Apparently maternity leave does not provide the best of both worlds, as many American women might mistakenly believe. Sweden offers up to 18 months of paid maternity and paternity pay, but it may be prudent to ask yourself, is 18 months really worth a lifetime of mediocrity at best?

The Local goes onto say:

The need to fund large public sectors has led to exorbitant tax wedges on services; up to 75 percent. Thus, it is difficult for professional women to buy household services and free up time for careers. Another effect of tax and transfer programmes is that both the need and the ability to accumulate personal savings are reduced. This helps explain why Scandinavian women have far smaller saving than their American counterparts, both in absolute terms and as share of national assets.

Furthermore, countries like the United Kingdom are now reassessing their generosity when it comes to maternity leave. While UK women have enjoyed 39 weeks of paid maternity leave for years, the government voted to extend that leave to 52 weeks, raising baby leave to a full year back in 2009. It was supposed to take effect in April of 2010. It never happened. In fact, the extension has been postponed indefinitely. Why? Because it’s unsustainable.

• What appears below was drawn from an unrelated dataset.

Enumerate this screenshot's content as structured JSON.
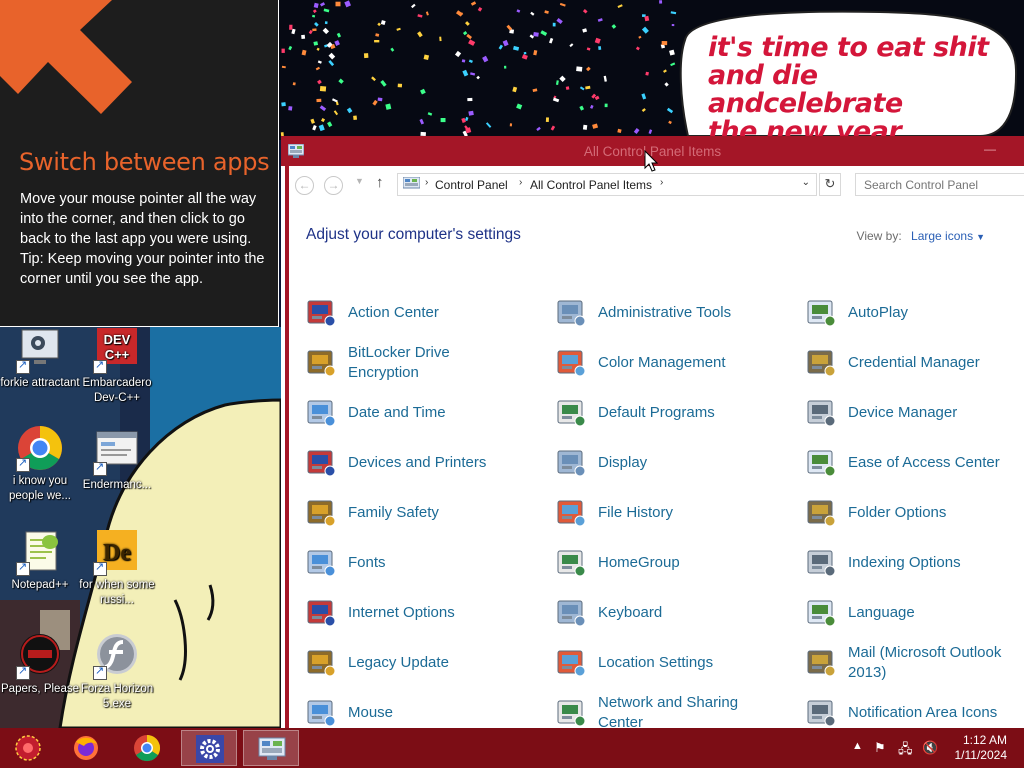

Want more proof that the grass is not always greener?

Of the countries that offer significantly longer maternity leaves, their GDPs pale in comparison to the U.S., with the low end being Albania whose GDP per capita is $7,400 compared to the U.S., which still has a GDP of $47,400 per capita. The exception would be Norway, with a GDP of $59,100 per capita, however, Norway has one of the highest costs of living in the entire world and is largely known as a “welfare state.” It openly practices redistribution of wealth. They also have a VAT (taxation of all items bought on the open market) of 25%. That means, everything you buy there is taxed 25% and on top of that, and you are taxed on your net worth, causing people to stifle their own success. It is one of the most taxed countries on Earth. A country that openly accepts and supports socialism, although the climate is changing. Even after all of this, Norway is finding itself moving ever so gingerly away from government controlled everything. All their eggs are in one basket. They rely almost solely on their oil exports. Should an alternative fuel become viable, they would be colossally screwed.

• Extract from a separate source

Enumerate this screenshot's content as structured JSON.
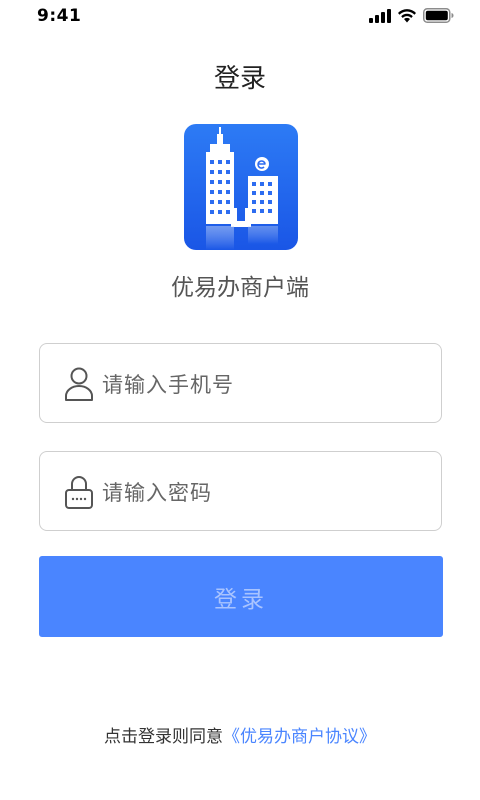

For all the praises that are sung for nations like Sweden and Norway, and their extended maternity leave and baby initiatives, one has to consider all the facts. Is it because these extended-baby-leave countries love mothers and babies so much more than Americans or is that these countries actually have less confidence in women as productive members of society? If women are only getting these extensions because the country they live in only allows them opportunity as mothers, then no thanks. I’ll take my 9 to 5 as a working mother. I actually enjoy it.

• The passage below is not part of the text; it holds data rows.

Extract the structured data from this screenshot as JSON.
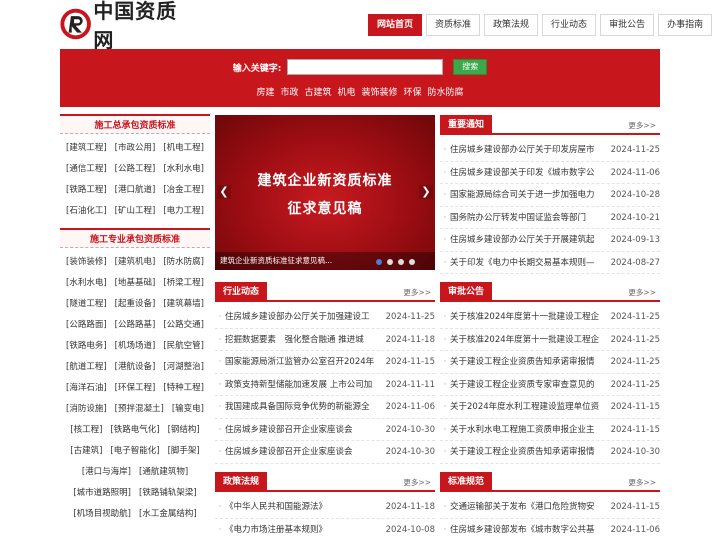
{
  "site": {
    "brand": "中国资质网"
  },
  "nav": [
    "网站首页",
    "资质标准",
    "政策法规",
    "行业动态",
    "审批公告",
    "办事指南"
  ],
  "search": {
    "label": "输入关键字:",
    "value": "",
    "button": "搜索",
    "hot": [
      "房建",
      "市政",
      "古建筑",
      "机电",
      "装饰装修",
      "环保",
      "防水防腐"
    ]
  },
  "left": [
    {
      "title": "施工总承包资质标准",
      "items": [
        "[建筑工程]",
        "[市政公用]",
        "[机电工程]",
        "[通信工程]",
        "[公路工程]",
        "[水利水电]",
        "[铁路工程]",
        "[港口航道]",
        "[冶金工程]",
        "[石油化工]",
        "[矿山工程]",
        "[电力工程]"
      ]
    },
    {
      "title": "施工专业承包资质标准",
      "items": [
        "[装饰装修]",
        "[建筑机电]",
        "[防水防腐]",
        "[水利水电]",
        "[地基基础]",
        "[桥梁工程]",
        "[隧道工程]",
        "[起重设备]",
        "[建筑幕墙]",
        "[公路路面]",
        "[公路路基]",
        "[公路交通]",
        "[铁路电务]",
        "[机场场道]",
        "[民航空管]",
        "[航道工程]",
        "[港航设备]",
        "[河湖整治]",
        "[海洋石油]",
        "[环保工程]",
        "[特种工程]",
        "[消防设施]",
        "[预拌混凝土]",
        "[输变电]",
        "[核工程]",
        "[铁路电气化]",
        "[钢结构]",
        "[古建筑]",
        "[电子智能化]",
        "[脚手架]",
        "[港口与海岸]",
        "[通航建筑物]",
        "[城市道路照明]",
        "[铁路铺轨架梁]",
        "[机场目视助航]",
        "[水工金属结构]"
      ]
    }
  ],
  "slider": {
    "line1": "建筑企业新资质标准",
    "line2": "征求意见稿",
    "caption": "建筑企业新资质标准征求意见稿..."
  },
  "more": "更多>>",
  "panels": {
    "notice": {
      "title": "重要通知",
      "items": [
        {
          "t": "住房城乡建设部办公厅关于印发房屋市",
          "d": "2024-11-25"
        },
        {
          "t": "住房城乡建设部关于印发《城市数字公",
          "d": "2024-11-06"
        },
        {
          "t": "国家能源局综合司关于进一步加强电力",
          "d": "2024-10-28"
        },
        {
          "t": "国务院办公厅转发中国证监会等部门",
          "d": "2024-10-21"
        },
        {
          "t": "住房城乡建设部办公厅关于开展建筑起",
          "d": "2024-09-13"
        },
        {
          "t": "关于印发《电力中长期交易基本规则—",
          "d": "2024-08-27"
        }
      ]
    },
    "industry": {
      "title": "行业动态",
      "items": [
        {
          "t": "住房城乡建设部办公厅关于加强建设工",
          "d": "2024-11-25"
        },
        {
          "t": "挖掘数据要素　强化整合融通 推进城",
          "d": "2024-11-18"
        },
        {
          "t": "国家能源局浙江监管办公室召开2024年",
          "d": "2024-11-15"
        },
        {
          "t": "政策支持新型储能加速发展 上市公司加",
          "d": "2024-11-11"
        },
        {
          "t": "我国建成具备国际竞争优势的新能源全",
          "d": "2024-11-06"
        },
        {
          "t": "住房城乡建设部召开企业家座谈会",
          "d": "2024-10-30"
        },
        {
          "t": "住房城乡建设部召开企业家座谈会",
          "d": "2024-10-30"
        }
      ]
    },
    "approval": {
      "title": "审批公告",
      "items": [
        {
          "t": "关于核准2024年度第十一批建设工程企",
          "d": "2024-11-25"
        },
        {
          "t": "关于核准2024年度第十一批建设工程企",
          "d": "2024-11-25"
        },
        {
          "t": "关于建设工程企业资质告知承诺审报情",
          "d": "2024-11-25"
        },
        {
          "t": "关于建设工程企业资质专家审查意见的",
          "d": "2024-11-25"
        },
        {
          "t": "关于2024年度水利工程建设监理单位资",
          "d": "2024-11-15"
        },
        {
          "t": "关于水利水电工程施工资质申报企业主",
          "d": "2024-11-15"
        },
        {
          "t": "关于建设工程企业资质告知承诺审报情",
          "d": "2024-10-30"
        }
      ]
    },
    "policy": {
      "title": "政策法规",
      "items": [
        {
          "t": "《中华人民共和国能源法》",
          "d": "2024-11-18"
        },
        {
          "t": "《电力市场注册基本规则》",
          "d": "2024-10-08"
        }
      ]
    },
    "standard": {
      "title": "标准规范",
      "items": [
        {
          "t": "交通运输部关于发布《港口危险货物安",
          "d": "2024-11-15"
        },
        {
          "t": "住房城乡建设部发布《城市数字公共基",
          "d": "2024-11-06"
        }
      ]
    }
  },
  "colors": {
    "accent": "#c8161d",
    "search_button": "#3aa94a",
    "dot_active": "#4a7fd0"
  }
}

The Local concludes their article:

The 40 percent goal has been hailed in international media as a success, but few have reported the problems created for Norwegian companies. In part because the welfare system reduced the number of career women in the private sector, it has not proven easy to fill the board seats. Norwegian firms desperately attempt to find female board members, going so far as actively recruiting women from neighbouring countries to fill the quotas.

Perhaps even more disturbing is the fact that the law in many cases resulted in firms filling their seats with politicians, in many cases those very politicians who pushed the quota legislation to begin with. There is no tangible evidence that the rent seeking board quotas have had any beneficial effects for Norwegian women in general.

Scandinavian cultures have for long been famous for their general egalitarianism and for their equality between the sexes. But it becomes increasingly clear that the opportunities of women in the private business sector are stifled by welfare policies and government monopolies.

Would you be willing to give up much of your net worth and career opportunities for women to take a year to a year-and-a-half off of work to have a baby?

Talk about a meal ticket.